WHAT IS WHISTLEBLOWING?
A worker raising a concern with someone in authority – internally and/or externally (e.g. regulators, media, MPs) – about wrongdoing, risk or malpractice that affects others.
Protect’s definition of whistleblowing
This definition is in line with the legal definition of whistleblowing under the Public Interest Disclosure Act 1998 (PIDA)
Our Advice Line
If you’ve seen, heard or suspect wrongdoing in your workplace, or know of a serious risk or accident ‘waiting to happen’ – we can help.
What is a whistleblowing concern?
There are many issues that could be considered to be whistleblowing issues. Common examples of whistleblowing that we hear about on our Advice Line include:
- an employer breaking the law or breaching contract
- financial wrongdoing such as fraud
- the health and safety of patients, staff or the general public being put at risk
- ethical concerns such as the conduct of staff or conflicts of interest
You can find more information about legal wrongdoing here.
What is the difference between whistleblowing and a grievance?
This can be a really tricky decision. If you’re unsure whether your concerns are best raised as whistleblowing concerns or grievances, it is important to know the differences between the two processes below.
Thinking of blowing a whistle?
If you want to blow the whistle to your employer and they don’t have a policy to follow, contact our Advice Line on 020 3117 2520 or send us an email. We can help you think through who best to raise your concerns with, and how to express the concern as a matter of public interest, rather than a complaint about how you have been treated as an individual.
When does bullying become a whistleblowing concern?
Bullying is a very difficult matter to tackle. If you are being bullied yourself, you should raise this as a grievance. If your employer has an anti-bullying policy, follow the process there.
However, there can be instances when bullying may become a whistleblowing matter and there are some factors which may indicate this:
However, from an employer’s perspective, even when an individual says that there is a bullying culture in their team, if no one else comes forward and if there is no record of grievances that have previously been filed about the matter, then this can make it difficult for your employer to investigate and act. It is important that your colleagues who are also affected should be willing to participate in any subsequent investigation, otherwise it may be more effective to raise this as a collective grievance or by enforcing your own rights in the workplace by seeking the advice of a trade union or from ACAS.

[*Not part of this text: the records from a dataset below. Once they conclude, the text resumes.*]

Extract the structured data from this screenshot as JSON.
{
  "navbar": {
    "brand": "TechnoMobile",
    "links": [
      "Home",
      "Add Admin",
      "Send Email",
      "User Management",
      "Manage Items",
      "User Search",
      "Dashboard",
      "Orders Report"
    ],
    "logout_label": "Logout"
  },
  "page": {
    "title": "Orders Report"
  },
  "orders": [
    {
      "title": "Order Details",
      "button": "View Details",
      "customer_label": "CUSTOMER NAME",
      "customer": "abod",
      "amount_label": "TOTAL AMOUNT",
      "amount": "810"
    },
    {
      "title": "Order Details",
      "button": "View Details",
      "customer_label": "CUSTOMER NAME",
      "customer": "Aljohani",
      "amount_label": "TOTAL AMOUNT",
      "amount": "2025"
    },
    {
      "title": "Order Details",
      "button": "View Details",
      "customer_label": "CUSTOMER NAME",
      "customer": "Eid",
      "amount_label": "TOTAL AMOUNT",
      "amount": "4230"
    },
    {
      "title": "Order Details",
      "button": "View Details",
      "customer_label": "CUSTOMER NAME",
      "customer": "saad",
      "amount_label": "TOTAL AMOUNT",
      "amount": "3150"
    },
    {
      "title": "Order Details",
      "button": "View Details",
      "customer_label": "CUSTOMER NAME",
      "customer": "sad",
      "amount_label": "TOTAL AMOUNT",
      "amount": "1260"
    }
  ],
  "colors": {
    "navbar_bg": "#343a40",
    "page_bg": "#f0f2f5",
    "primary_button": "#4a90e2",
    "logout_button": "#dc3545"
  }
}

My employer doesn’t have a whistleblowing policy – should I raise a grievance instead?
As we set out above, your employer should follow a different route for dealing with whistleblowing concerns and grievances. Using the wrong process can make matters difficult. For example, it is difficult for a whistleblower to have their confidentiality respected if a grievance is followed (a fair process may mean an individual complained about needs to know the basis of a problem to allow them to put their case).

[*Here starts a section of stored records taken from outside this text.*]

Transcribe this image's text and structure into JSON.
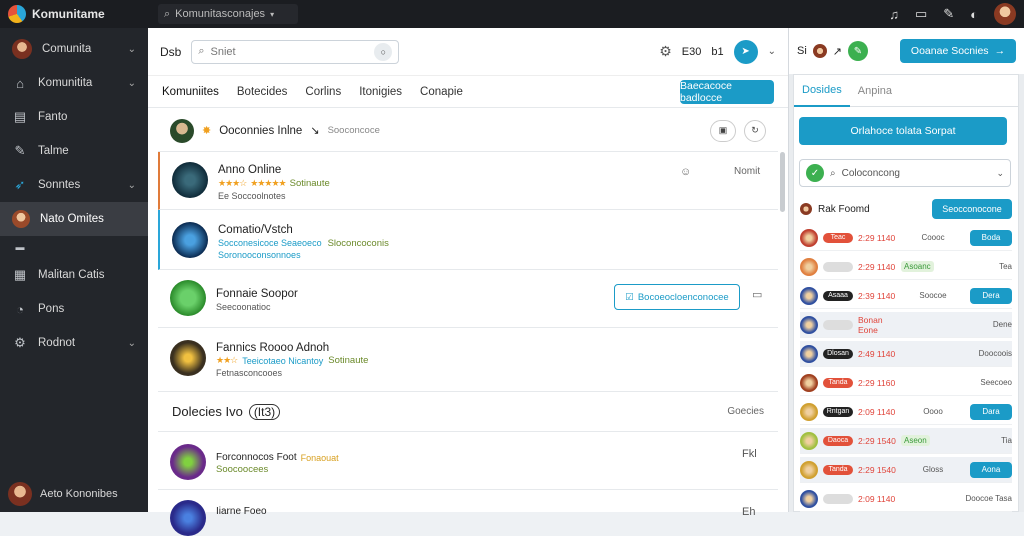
{
  "topbar": {
    "app_title": "Komunitame",
    "search_placeholder": "Komunitasconajes"
  },
  "sidebar": {
    "items": [
      {
        "label": "Comunita",
        "icon": "user-avatar",
        "chevron": true
      },
      {
        "label": "Komunitita",
        "icon": "home-icon",
        "chevron": true
      },
      {
        "label": "Fanto",
        "icon": "document-icon",
        "chevron": false
      },
      {
        "label": "Talme",
        "icon": "pen-icon",
        "chevron": false
      },
      {
        "label": "Sonntes",
        "icon": "rocket-icon",
        "chevron": true
      },
      {
        "label": "Nato Omites",
        "icon": "user-avatar",
        "chevron": false,
        "active": true
      },
      {
        "label": "",
        "icon": "dots-icon",
        "chevron": false
      },
      {
        "label": "Malitan Catis",
        "icon": "grid-icon",
        "chevron": false
      },
      {
        "label": "Pons",
        "icon": "bell-icon",
        "chevron": false
      },
      {
        "label": "Rodnot",
        "icon": "gear-icon",
        "chevron": true
      }
    ],
    "footer_user": "Aeto Kononibes"
  },
  "main": {
    "header_label": "Dsb",
    "search_placeholder": "Sniet",
    "header_status": "E30",
    "header_status2": "b1",
    "tabs": [
      "Komuniites",
      "Botecides",
      "Corlins",
      "Itonigies",
      "Conapie"
    ],
    "action_button": "Baecacoce badlocce",
    "list_title": "Ooconnies Inlne",
    "list_meta": "Sooconcoce",
    "cards": [
      {
        "title": "Anno Online",
        "stars": "★★★☆",
        "stars2": "★★★★★",
        "sub": "Sotinaute",
        "meta": "Ee Soccoolnotes",
        "side": "Nomit"
      },
      {
        "title": "Comatio/Vstch",
        "sub": "Socconesicoce Seaeoeco",
        "sub2": "Sloconcoconis",
        "meta": "Soronooconsonnoes"
      },
      {
        "title": "Fonnaie Soopor",
        "meta": "Seecoonatioc",
        "button": "Bocoeocloenconocee"
      },
      {
        "title": "Fannics Roooo Adnoh",
        "stars": "★★☆",
        "sub": "Teeicotaeo Nicantoy",
        "sub2": "Sotinaute",
        "meta": "Fetnasconcooes"
      }
    ],
    "section_title": "Dolecies Ivo",
    "section_count": "(It3)",
    "section_right": "Goecies",
    "cards2": [
      {
        "title": "Forconnocos Foot",
        "tag": "Fonaouat",
        "meta": "Soocoocees",
        "side": "Fkl"
      },
      {
        "title": "Iiarne Foeo",
        "meta": "",
        "side": "Eh"
      }
    ]
  },
  "right": {
    "header_label": "Si",
    "header_button": "Ooanae Socnies",
    "tabs": [
      "Dosides",
      "Anpina"
    ],
    "primary_button": "Orlahoce tolata Sorpat",
    "search_placeholder": "Coloconcong",
    "list_title": "Rak Foomd",
    "list_button": "Seocconocone",
    "rows": [
      {
        "badge": "Teac",
        "score": "2:29 1140",
        "label": "Coooc",
        "btn": "Boda"
      },
      {
        "badge": "",
        "score": "2:29 1140",
        "pill": "Asoanc",
        "label": "Tea"
      },
      {
        "badge": "Asaaa",
        "score": "2:39 1140",
        "label": "Soocoe",
        "btn": "Dera"
      },
      {
        "badge": "",
        "score": "Bonan Eone",
        "label": "Dene",
        "alt": true
      },
      {
        "badge": "Dlosan",
        "score": "2:49 1140",
        "label": "Doocoois",
        "alt": true
      },
      {
        "badge": "Tanda",
        "score": "2:29 1160",
        "label": "Seecoeo"
      },
      {
        "badge": "Rntgan",
        "score": "2:09 1140",
        "label": "Oooo",
        "btn": "Dara"
      },
      {
        "badge": "Daoca",
        "score": "2:29 1540",
        "pill": "Aseon",
        "label": "Tia",
        "alt": true
      },
      {
        "badge": "Tanda",
        "score": "2:29 1540",
        "label": "Gloss",
        "btn": "Aona",
        "alt": true
      },
      {
        "badge": "",
        "score": "2:09 1140",
        "label": "Doocoe Tasa"
      }
    ]
  },
  "colors": {
    "accent": "#1b9bc7",
    "sidebar": "#23262b",
    "topbar": "#1b1d21"
  }
}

If you want to blow the whistle to your employer and they don’t have a policy to follow, contact us for advice. We can help you think through who best to raise your concerns with, and how to express the concern as a matter of public interest, rather than a complaint about how you have been treated as an individual.